Top of DATA SHOWN
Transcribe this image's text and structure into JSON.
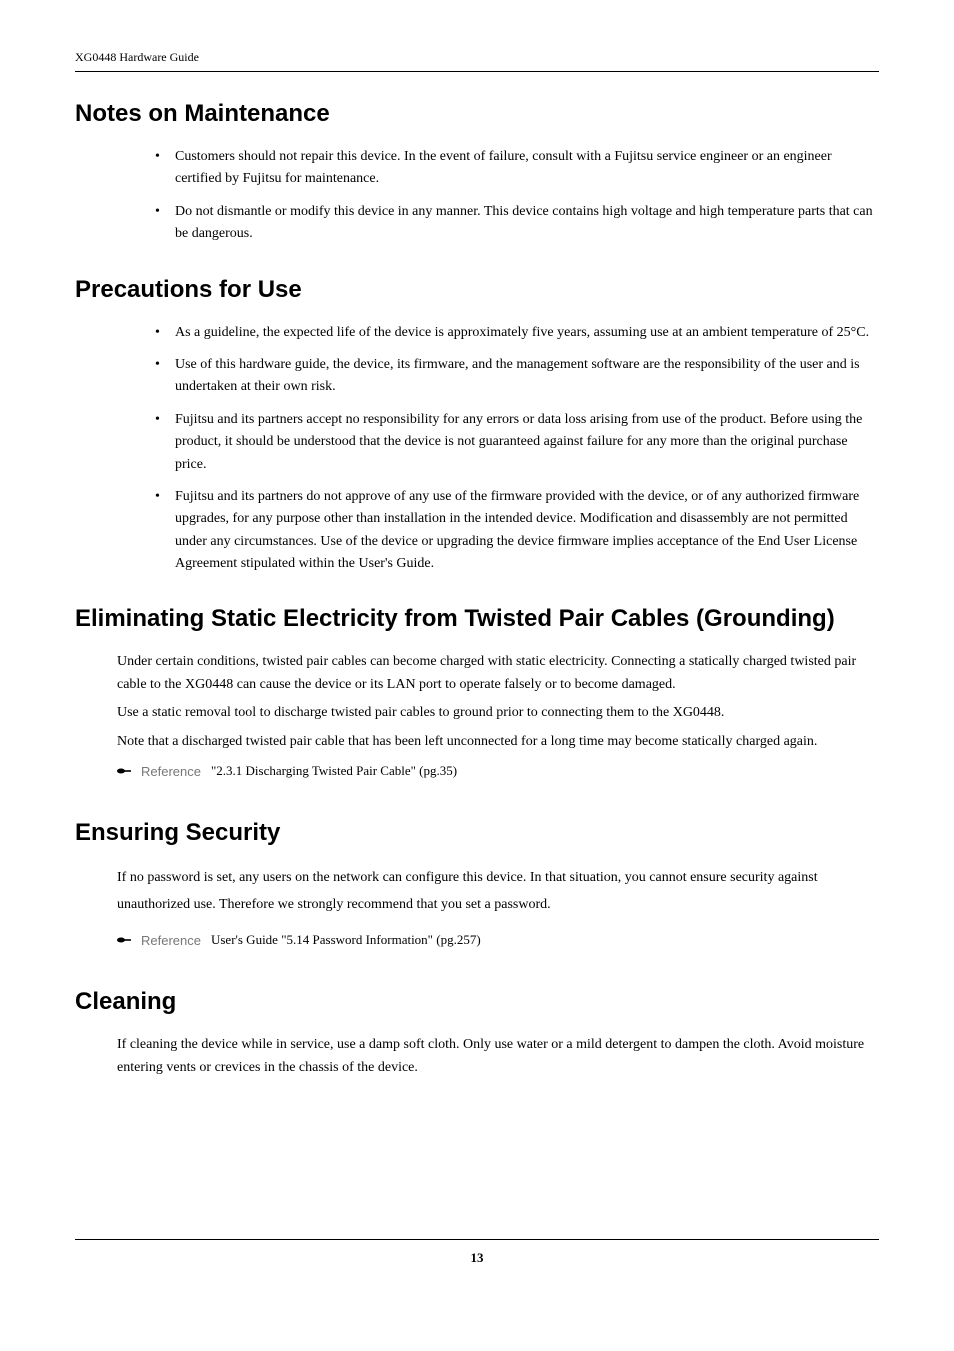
{
  "header": {
    "doc_title": "XG0448 Hardware Guide"
  },
  "sections": {
    "notes_on_maintenance": {
      "heading": "Notes on Maintenance",
      "items": [
        "Customers should not repair this device. In the event of failure, consult with a Fujitsu service engineer or an engineer certified by Fujitsu for maintenance.",
        "Do not dismantle or modify this device in any manner. This device contains high voltage and high temperature parts that can be dangerous."
      ]
    },
    "precautions_for_use": {
      "heading": "Precautions for Use",
      "items": [
        "As a guideline, the expected life of the device is approximately five years, assuming use at an ambient temperature of 25°C.",
        "Use of this hardware guide, the device, its firmware, and the management software are the responsibility of the user and is undertaken at their own risk.",
        "Fujitsu and its partners accept no responsibility for any errors or data loss arising from use of the product. Before using the product, it should be understood that the device is not guaranteed against failure for any more than the original purchase price.",
        "Fujitsu and its partners do not approve of any use of the firmware provided with the device, or of any authorized firmware upgrades, for any purpose other than installation in the intended device. Modification and disassembly are not permitted under any circumstances. Use of the device or upgrading the device firmware implies acceptance of the End User License Agreement stipulated within the User's Guide."
      ]
    },
    "eliminating_static": {
      "heading": "Eliminating Static Electricity from Twisted Pair Cables (Grounding)",
      "paras": [
        "Under certain conditions, twisted pair cables can become charged with static electricity. Connecting a statically charged twisted pair cable to the XG0448 can cause the device or its LAN port to operate falsely or to become damaged.",
        "Use a static removal tool to discharge twisted pair cables to ground prior to connecting them to the XG0448.",
        "Note that a discharged twisted pair cable that has been left unconnected for a long time may become statically charged again."
      ],
      "reference": {
        "label": "Reference",
        "text": "\"2.3.1 Discharging Twisted Pair Cable\" (pg.35)"
      }
    },
    "ensuring_security": {
      "heading": "Ensuring Security",
      "para": "If no password is set, any users on the network can configure this device. In that situation, you cannot ensure security against unauthorized use. Therefore we strongly recommend that you set a password.",
      "reference": {
        "label": "Reference",
        "text": "User's Guide \"5.14 Password Information\" (pg.257)"
      }
    },
    "cleaning": {
      "heading": "Cleaning",
      "para": "If cleaning the device while in service, use a damp soft cloth. Only use water or a mild detergent to dampen the cloth. Avoid moisture entering vents or crevices in the chassis of the device."
    }
  },
  "footer": {
    "page_number": "13"
  }
}
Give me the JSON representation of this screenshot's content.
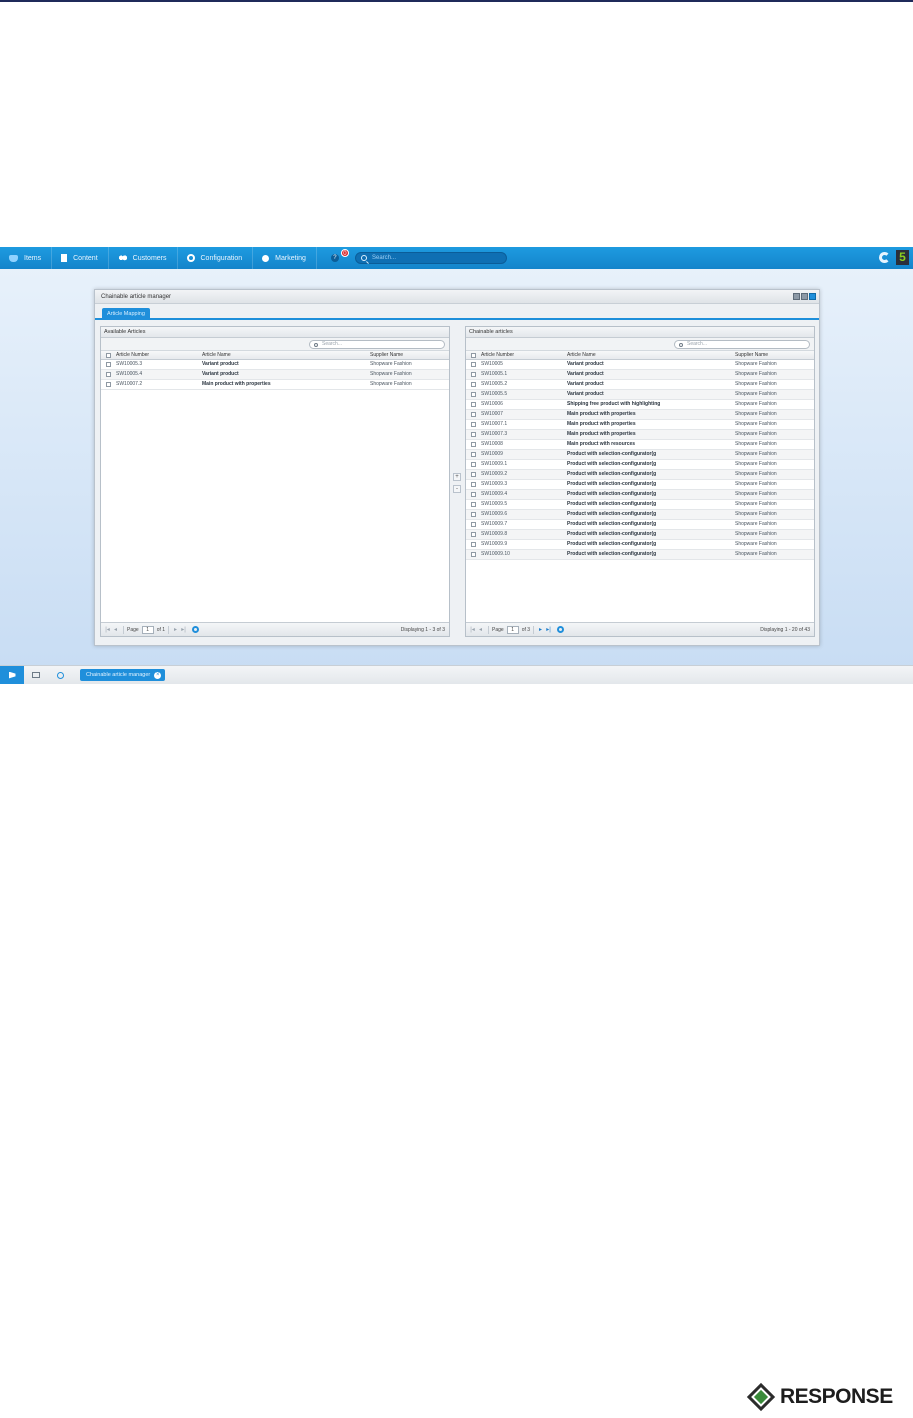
{
  "menu": {
    "items": [
      {
        "label": "Items",
        "icon": "items-icon"
      },
      {
        "label": "Content",
        "icon": "content-icon"
      },
      {
        "label": "Customers",
        "icon": "customers-icon"
      },
      {
        "label": "Configuration",
        "icon": "configuration-icon"
      },
      {
        "label": "Marketing",
        "icon": "marketing-icon"
      }
    ],
    "help_badge": "0",
    "search_placeholder": "Search...",
    "logo_text": "5"
  },
  "window": {
    "title": "Chainable article manager",
    "tab": "Article Mapping"
  },
  "left_panel": {
    "title": "Available Articles",
    "search_placeholder": "Search...",
    "columns": [
      "Article Number",
      "Article Name",
      "Supplier Name"
    ],
    "rows": [
      [
        "SW10005.3",
        "Variant product",
        "Shopware Fashion"
      ],
      [
        "SW10005.4",
        "Variant product",
        "Shopware Fashion"
      ],
      [
        "SW10007.2",
        "Main product with properties",
        "Shopware Fashion"
      ]
    ],
    "pager": {
      "page_label": "Page",
      "page": "1",
      "of": "of 1",
      "display": "Displaying 1 - 3 of 3"
    }
  },
  "right_panel": {
    "title": "Chainable articles",
    "search_placeholder": "Search...",
    "columns": [
      "Article Number",
      "Article Name",
      "Supplier Name"
    ],
    "rows": [
      [
        "SW10005",
        "Variant product",
        "Shopware Fashion"
      ],
      [
        "SW10005.1",
        "Variant product",
        "Shopware Fashion"
      ],
      [
        "SW10005.2",
        "Variant product",
        "Shopware Fashion"
      ],
      [
        "SW10005.5",
        "Variant product",
        "Shopware Fashion"
      ],
      [
        "SW10006",
        "Shipping free product with highlighting",
        "Shopware Fashion"
      ],
      [
        "SW10007",
        "Main product with properties",
        "Shopware Fashion"
      ],
      [
        "SW10007.1",
        "Main product with properties",
        "Shopware Fashion"
      ],
      [
        "SW10007.3",
        "Main product with properties",
        "Shopware Fashion"
      ],
      [
        "SW10008",
        "Main product with resources",
        "Shopware Fashion"
      ],
      [
        "SW10009",
        "Product with selection-configurator(g",
        "Shopware Fashion"
      ],
      [
        "SW10009.1",
        "Product with selection-configurator(g",
        "Shopware Fashion"
      ],
      [
        "SW10009.2",
        "Product with selection-configurator(g",
        "Shopware Fashion"
      ],
      [
        "SW10009.3",
        "Product with selection-configurator(g",
        "Shopware Fashion"
      ],
      [
        "SW10009.4",
        "Product with selection-configurator(g",
        "Shopware Fashion"
      ],
      [
        "SW10009.5",
        "Product with selection-configurator(g",
        "Shopware Fashion"
      ],
      [
        "SW10009.6",
        "Product with selection-configurator(g",
        "Shopware Fashion"
      ],
      [
        "SW10009.7",
        "Product with selection-configurator(g",
        "Shopware Fashion"
      ],
      [
        "SW10009.8",
        "Product with selection-configurator(g",
        "Shopware Fashion"
      ],
      [
        "SW10009.9",
        "Product with selection-configurator(g",
        "Shopware Fashion"
      ],
      [
        "SW10009.10",
        "Product with selection-configurator(g",
        "Shopware Fashion"
      ]
    ],
    "pager": {
      "page_label": "Page",
      "page": "1",
      "of": "of 3",
      "display": "Displaying 1 - 20 of 43"
    }
  },
  "move": {
    "add": "+",
    "remove": "-"
  },
  "taskbar": {
    "task": "Chainable article manager"
  },
  "brand": {
    "name": "RESPONSE"
  },
  "colors": {
    "accent": "#1f8fdb",
    "menubar": "#1484cb",
    "badge": "#d9262b"
  }
}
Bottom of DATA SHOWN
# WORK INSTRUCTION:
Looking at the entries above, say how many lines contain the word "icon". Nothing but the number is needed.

# YOUR SOLUTION:
5